This made it 10-19 at halftime but surely with a man advantage and Leeds still not wanting it according to Harry Sheffield would be able to get ahead and stay there? From the restart it seemed as this would be the case as the first set of incisive passes all game sent Frank over in the corner to bring it back to 15-19. Sheffield won another penalty as a Leeds man went so far off his feet he was close to the record distance for the long jump. The attacks continued but much like a spoon there was no cutting edge with Sparks getting rearranged as he straightened at the line. Currie (a fan favourite) was unlucky not to snaffle an intercept and then even more unlucky to be carded for a tip tackle given a) he went under the man and b) the man jumped making it look a lot worse than it actually was. However the referee decided that from his vantage point (wherever that was) it was a tip and so off he went.
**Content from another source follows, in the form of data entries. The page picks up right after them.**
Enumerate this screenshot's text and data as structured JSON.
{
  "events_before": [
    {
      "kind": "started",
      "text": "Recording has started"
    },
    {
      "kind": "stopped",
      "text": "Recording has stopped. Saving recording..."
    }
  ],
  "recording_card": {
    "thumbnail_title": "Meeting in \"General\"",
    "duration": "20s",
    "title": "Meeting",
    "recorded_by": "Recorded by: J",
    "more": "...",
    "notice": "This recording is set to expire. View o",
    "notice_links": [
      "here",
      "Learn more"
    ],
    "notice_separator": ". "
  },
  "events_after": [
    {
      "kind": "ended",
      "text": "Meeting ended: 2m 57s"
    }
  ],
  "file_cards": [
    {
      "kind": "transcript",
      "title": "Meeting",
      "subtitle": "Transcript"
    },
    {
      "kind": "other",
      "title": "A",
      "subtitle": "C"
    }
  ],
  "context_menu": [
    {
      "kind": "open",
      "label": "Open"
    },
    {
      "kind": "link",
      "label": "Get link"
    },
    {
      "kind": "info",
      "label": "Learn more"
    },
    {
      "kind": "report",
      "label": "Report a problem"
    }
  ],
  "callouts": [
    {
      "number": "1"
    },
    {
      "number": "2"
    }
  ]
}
Jindoe had made a right nuisance of himself and as he went in grinning for another turnover got a Leeds man so riled up as to lash out, seeing them reduced to 13 for 10 minutes. Usually 13 men would be game over, as with Sheffield back to 15 overlaps would appear all over the place and Leeds would begin to tire. In what was a rare foray into the Sheffield 22 however they were awarded a scrum 5m out. Things got a bit messy and despite it being a) the first set, b) six of one and half a dozen of the other in terms of infringements and c) without prior warning Leeds were awarded a penalty try, much to the disgust of George West who looked ready to punch someone with his good arm.
Things were of course a little tense by now with people unsure as to how long was left. FTG then popped up to show why he earned the ‘F’ this season as he beat/slithered past some Leeds defenders then offloaded to Sparks who went over unchallenged under the sticks. This left it at 22-26 and the tension mounted as the clock ticked down and Sheffield kept being repelled by the men in the dip dyed kit. Cam had by this stage come to join the fans on the balcony to prevent his frustrations boiling over (as if that has never happened before). Sheffield got some front foot ball but decision making was decidedly back foot and the ball was turned over, allowing Leeds to clear and causing Jindoe to explode in the middle of the pitch.
It's clear that Sheffield could and probably should have won this game. Credit to Leeds for defending with reduced numbers for three quarters of the game of course and no doubt they made it difficult but a few more balls caught and tackles made would have seen Sheffield home comfortably. It is also fair to say that injuries and exams plus some decisions did not help the SHMEDs cause but playing in the Yorkshire leagues each weekend should prepare you for this type of adversity. This was a blip but it is not the end of the Cup run and I am sure all involved will want to right some wrongs when Manchester visit before the end of term (hopefully).